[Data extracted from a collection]

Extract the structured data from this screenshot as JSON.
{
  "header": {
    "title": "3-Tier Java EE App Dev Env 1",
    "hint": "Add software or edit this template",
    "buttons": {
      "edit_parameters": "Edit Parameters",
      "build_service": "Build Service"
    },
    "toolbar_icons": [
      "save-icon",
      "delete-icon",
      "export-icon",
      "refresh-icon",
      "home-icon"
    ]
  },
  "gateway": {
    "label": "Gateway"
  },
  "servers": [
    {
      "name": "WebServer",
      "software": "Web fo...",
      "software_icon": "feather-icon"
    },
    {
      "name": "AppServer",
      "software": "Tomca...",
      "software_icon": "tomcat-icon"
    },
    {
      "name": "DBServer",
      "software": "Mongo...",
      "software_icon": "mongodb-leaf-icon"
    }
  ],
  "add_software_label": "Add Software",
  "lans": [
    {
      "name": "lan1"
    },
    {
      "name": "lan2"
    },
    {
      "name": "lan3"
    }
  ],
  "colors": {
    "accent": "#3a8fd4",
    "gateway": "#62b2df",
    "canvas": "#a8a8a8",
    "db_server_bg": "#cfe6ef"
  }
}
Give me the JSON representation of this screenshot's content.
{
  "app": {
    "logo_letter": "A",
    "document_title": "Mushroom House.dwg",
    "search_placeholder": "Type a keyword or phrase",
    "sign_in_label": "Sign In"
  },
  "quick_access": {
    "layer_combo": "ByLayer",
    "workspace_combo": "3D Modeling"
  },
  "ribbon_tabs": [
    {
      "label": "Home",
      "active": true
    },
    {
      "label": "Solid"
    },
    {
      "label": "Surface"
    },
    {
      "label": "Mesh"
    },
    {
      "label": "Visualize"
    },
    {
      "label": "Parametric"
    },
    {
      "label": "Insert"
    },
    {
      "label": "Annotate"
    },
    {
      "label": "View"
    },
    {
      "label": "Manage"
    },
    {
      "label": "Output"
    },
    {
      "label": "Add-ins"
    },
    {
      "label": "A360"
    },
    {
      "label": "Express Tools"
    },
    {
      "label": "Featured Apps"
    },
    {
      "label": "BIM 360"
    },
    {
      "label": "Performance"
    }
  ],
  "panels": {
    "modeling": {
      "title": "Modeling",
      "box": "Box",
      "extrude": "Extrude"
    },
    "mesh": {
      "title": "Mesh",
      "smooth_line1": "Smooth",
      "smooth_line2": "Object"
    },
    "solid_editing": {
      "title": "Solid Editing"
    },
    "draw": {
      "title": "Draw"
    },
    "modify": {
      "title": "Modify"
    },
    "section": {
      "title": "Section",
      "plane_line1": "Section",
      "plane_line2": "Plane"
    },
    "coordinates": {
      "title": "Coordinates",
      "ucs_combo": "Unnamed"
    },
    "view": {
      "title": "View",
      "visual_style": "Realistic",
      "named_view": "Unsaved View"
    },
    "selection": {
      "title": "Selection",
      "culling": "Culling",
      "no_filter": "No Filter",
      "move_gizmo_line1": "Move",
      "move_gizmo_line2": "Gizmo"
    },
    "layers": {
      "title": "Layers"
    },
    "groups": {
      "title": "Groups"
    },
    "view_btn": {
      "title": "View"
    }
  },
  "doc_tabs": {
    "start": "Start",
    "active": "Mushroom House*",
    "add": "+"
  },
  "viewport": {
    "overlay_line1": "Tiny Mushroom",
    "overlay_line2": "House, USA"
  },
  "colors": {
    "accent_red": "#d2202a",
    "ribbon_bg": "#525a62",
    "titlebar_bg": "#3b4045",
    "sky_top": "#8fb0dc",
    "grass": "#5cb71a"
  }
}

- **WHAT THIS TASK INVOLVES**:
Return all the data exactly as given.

- **WRITTEN RESPONSE**:
Extract the structured data from this screenshot as JSON.
{
  "header": {
    "title": "3-Tier Java EE App Dev Env 1",
    "hint": "Add software or edit this template",
    "buttons": {
      "edit_parameters": "Edit Parameters",
      "build_service": "Build Service"
    },
    "toolbar_icons": [
      "save-icon",
      "delete-icon",
      "export-icon",
      "refresh-icon",
      "home-icon"
    ]
  },
  "gateway": {
    "label": "Gateway"
  },
  "servers": [
    {
      "name": "WebServer",
      "software": "Web fo...",
      "software_icon": "feather-icon"
    },
    {
      "name": "AppServer",
      "software": "Tomca...",
      "software_icon": "tomcat-icon"
    },
    {
      "name": "DBServer",
      "software": "Mongo...",
      "software_icon": "mongodb-leaf-icon"
    }
  ],
  "add_software_label": "Add Software",
  "lans": [
    {
      "name": "lan1"
    },
    {
      "name": "lan2"
    },
    {
      "name": "lan3"
    }
  ],
  "colors": {
    "accent": "#3a8fd4",
    "gateway": "#62b2df",
    "canvas": "#a8a8a8",
    "db_server_bg": "#cfe6ef"
  }
}
Give me the JSON representation of this screenshot's content.
{
  "app": {
    "logo_letter": "A",
    "document_title": "Mushroom House.dwg",
    "search_placeholder": "Type a keyword or phrase",
    "sign_in_label": "Sign In"
  },
  "quick_access": {
    "layer_combo": "ByLayer",
    "workspace_combo": "3D Modeling"
  },
  "ribbon_tabs": [
    {
      "label": "Home",
      "active": true
    },
    {
      "label": "Solid"
    },
    {
      "label": "Surface"
    },
    {
      "label": "Mesh"
    },
    {
      "label": "Visualize"
    },
    {
      "label": "Parametric"
    },
    {
      "label": "Insert"
    },
    {
      "label": "Annotate"
    },
    {
      "label": "View"
    },
    {
      "label": "Manage"
    },
    {
      "label": "Output"
    },
    {
      "label": "Add-ins"
    },
    {
      "label": "A360"
    },
    {
      "label": "Express Tools"
    },
    {
      "label": "Featured Apps"
    },
    {
      "label": "BIM 360"
    },
    {
      "label": "Performance"
    }
  ],
  "panels": {
    "modeling": {
      "title": "Modeling",
      "box": "Box",
      "extrude": "Extrude"
    },
    "mesh": {
      "title": "Mesh",
      "smooth_line1": "Smooth",
      "smooth_line2": "Object"
    },
    "solid_editing": {
      "title": "Solid Editing"
    },
    "draw": {
      "title": "Draw"
    },
    "modify": {
      "title": "Modify"
    },
    "section": {
      "title": "Section",
      "plane_line1": "Section",
      "plane_line2": "Plane"
    },
    "coordinates": {
      "title": "Coordinates",
      "ucs_combo": "Unnamed"
    },
    "view": {
      "title": "View",
      "visual_style": "Realistic",
      "named_view": "Unsaved View"
    },
    "selection": {
      "title": "Selection",
      "culling": "Culling",
      "no_filter": "No Filter",
      "move_gizmo_line1": "Move",
      "move_gizmo_line2": "Gizmo"
    },
    "layers": {
      "title": "Layers"
    },
    "groups": {
      "title": "Groups"
    },
    "view_btn": {
      "title": "View"
    }
  },
  "doc_tabs": {
    "start": "Start",
    "active": "Mushroom House*",
    "add": "+"
  },
  "viewport": {
    "overlay_line1": "Tiny Mushroom",
    "overlay_line2": "House, USA"
  },
  "colors": {
    "accent_red": "#d2202a",
    "ribbon_bg": "#525a62",
    "titlebar_bg": "#3b4045",
    "sky_top": "#8fb0dc",
    "grass": "#5cb71a"
  }
}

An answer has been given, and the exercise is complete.